This is an article for users illustrating how to encrypt a portable hard disk (click here if you have a thumb drive or memory card instead) as a partition for use with tCrypt2Go lock-and-unlock utilities for TrueCrypt Portable (also applicable to vCrypt2Go for VeraCrypt unless otherwise specified).

(This is a sub-article – click here to view to the list of articles or the main article of tCrypt2Go and vCrypt2Go)

Image(55)[6]

List of Steps

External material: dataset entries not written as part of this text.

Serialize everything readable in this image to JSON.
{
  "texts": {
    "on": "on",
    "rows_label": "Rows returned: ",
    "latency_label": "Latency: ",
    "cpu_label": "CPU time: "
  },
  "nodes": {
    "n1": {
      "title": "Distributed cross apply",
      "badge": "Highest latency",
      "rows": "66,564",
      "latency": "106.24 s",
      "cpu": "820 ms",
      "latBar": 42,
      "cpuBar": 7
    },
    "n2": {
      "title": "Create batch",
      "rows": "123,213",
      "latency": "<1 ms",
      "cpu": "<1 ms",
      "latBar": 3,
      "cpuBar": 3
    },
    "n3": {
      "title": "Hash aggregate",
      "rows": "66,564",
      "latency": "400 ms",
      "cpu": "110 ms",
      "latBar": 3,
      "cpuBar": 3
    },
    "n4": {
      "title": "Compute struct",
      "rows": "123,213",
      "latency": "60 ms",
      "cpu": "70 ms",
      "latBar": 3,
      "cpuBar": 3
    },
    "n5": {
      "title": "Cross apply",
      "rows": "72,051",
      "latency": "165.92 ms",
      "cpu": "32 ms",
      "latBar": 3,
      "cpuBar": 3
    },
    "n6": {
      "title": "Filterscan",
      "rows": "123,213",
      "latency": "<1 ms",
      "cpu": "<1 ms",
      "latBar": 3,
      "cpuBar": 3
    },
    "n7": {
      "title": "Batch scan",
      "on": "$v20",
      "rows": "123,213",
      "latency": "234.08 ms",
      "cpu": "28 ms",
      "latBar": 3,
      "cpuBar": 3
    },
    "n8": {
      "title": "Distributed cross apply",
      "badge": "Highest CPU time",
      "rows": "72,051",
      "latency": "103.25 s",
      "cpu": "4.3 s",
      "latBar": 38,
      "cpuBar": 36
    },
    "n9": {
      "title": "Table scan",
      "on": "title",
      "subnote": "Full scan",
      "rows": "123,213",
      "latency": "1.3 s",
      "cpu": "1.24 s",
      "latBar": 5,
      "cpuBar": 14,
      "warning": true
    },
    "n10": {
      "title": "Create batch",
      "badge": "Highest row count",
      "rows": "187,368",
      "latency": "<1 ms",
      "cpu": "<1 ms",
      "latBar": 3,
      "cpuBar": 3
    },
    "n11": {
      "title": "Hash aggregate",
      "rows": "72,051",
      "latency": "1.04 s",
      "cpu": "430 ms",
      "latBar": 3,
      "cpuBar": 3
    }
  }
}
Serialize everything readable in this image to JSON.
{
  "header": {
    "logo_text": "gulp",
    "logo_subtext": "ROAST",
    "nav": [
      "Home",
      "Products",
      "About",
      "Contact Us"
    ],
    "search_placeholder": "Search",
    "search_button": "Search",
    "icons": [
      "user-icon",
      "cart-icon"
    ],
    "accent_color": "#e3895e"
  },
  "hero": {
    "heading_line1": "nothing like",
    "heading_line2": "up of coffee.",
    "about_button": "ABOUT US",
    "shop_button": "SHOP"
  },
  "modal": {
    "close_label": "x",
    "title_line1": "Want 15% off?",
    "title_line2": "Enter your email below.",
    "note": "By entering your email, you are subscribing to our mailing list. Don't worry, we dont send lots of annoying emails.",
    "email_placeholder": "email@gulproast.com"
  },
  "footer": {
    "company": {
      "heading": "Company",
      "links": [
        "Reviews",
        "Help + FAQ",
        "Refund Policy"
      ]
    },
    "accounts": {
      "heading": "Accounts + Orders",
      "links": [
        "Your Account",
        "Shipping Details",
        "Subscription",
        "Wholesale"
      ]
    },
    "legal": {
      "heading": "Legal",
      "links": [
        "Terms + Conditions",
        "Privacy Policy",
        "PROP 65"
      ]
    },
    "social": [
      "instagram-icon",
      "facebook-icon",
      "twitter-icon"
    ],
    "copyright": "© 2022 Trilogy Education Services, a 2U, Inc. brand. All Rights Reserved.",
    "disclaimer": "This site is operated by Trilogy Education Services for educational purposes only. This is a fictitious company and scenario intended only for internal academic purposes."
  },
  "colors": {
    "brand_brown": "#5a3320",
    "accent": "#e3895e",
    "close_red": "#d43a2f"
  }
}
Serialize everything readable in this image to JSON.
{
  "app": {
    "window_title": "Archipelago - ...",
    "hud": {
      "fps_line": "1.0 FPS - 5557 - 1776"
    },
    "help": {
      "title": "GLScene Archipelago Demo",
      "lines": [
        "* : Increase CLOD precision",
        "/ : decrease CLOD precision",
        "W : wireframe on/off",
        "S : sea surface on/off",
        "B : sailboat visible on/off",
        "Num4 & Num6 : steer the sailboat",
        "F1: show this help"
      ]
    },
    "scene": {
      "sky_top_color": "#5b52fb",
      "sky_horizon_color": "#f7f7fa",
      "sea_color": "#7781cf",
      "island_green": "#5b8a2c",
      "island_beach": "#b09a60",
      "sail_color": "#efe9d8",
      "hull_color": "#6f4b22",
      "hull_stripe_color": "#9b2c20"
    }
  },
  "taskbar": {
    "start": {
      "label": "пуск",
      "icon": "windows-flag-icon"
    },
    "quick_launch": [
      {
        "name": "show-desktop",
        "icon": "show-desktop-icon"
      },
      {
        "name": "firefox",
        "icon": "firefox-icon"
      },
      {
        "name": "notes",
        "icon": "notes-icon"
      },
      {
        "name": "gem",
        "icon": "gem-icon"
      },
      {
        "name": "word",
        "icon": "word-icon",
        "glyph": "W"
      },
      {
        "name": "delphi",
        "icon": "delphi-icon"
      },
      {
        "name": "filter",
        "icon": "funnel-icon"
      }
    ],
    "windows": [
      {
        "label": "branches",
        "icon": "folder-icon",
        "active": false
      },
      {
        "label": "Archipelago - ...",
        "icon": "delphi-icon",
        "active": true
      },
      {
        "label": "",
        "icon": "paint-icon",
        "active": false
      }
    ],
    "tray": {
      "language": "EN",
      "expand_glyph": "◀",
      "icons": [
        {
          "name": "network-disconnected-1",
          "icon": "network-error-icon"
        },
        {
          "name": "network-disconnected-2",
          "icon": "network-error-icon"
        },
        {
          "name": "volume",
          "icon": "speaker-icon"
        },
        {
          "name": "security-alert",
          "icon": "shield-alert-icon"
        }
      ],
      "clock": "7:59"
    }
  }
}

  1. Creating 2 Partitions and Copy TrueCrypt/VeraCrypt Files to the Partition Labelled UNPROTECTED
  2. Eliminating Free Space on UNPROTECTED Partition (Preventing Users from Saving Files into Unencrypted Area)
  3. Encrypting Second Partition with TrueCrypt/VeraCrypt
  4. Unlocking Encrypted Partition
  5. Labeling Encrypted Partition as 'PROTECTED'
  6. Copying TrueCrypt/VeraCrypt Files to Encrypted Partition
  7. Suppressing 'Format Disk' Prompt with Diskpart

Installation Guide – Setting up tCrypt2Go and vCrypt2Go to Encrypt USB Thumb Drives

This is an article for users illustrating how to encrypt a USB thumb drive or memory card (click here if you have a portable hard disk instead) as a container (virtual disk file) for use with tCrypt2Go lock-and-unlock utilities for TrueCrypt Portable (also applicable to vCrypt2Go for VeraCrypt unless otherwise specified).

(This is a sub-article – click here to view to the list of articles or the main article of tCrypt2Go and vCrypt2Go)

Image(16)[4]

List of Steps

  1. Formatting Thumb Drive and Copy TrueCrypt Files
  2. Creating a 10 MB Dummy File as Buffer (Optional)
  3. Creating Encrypted Container with TrueCrypt
  4. Unlocking Encrypted Partition and Copy TrueCrypt Files There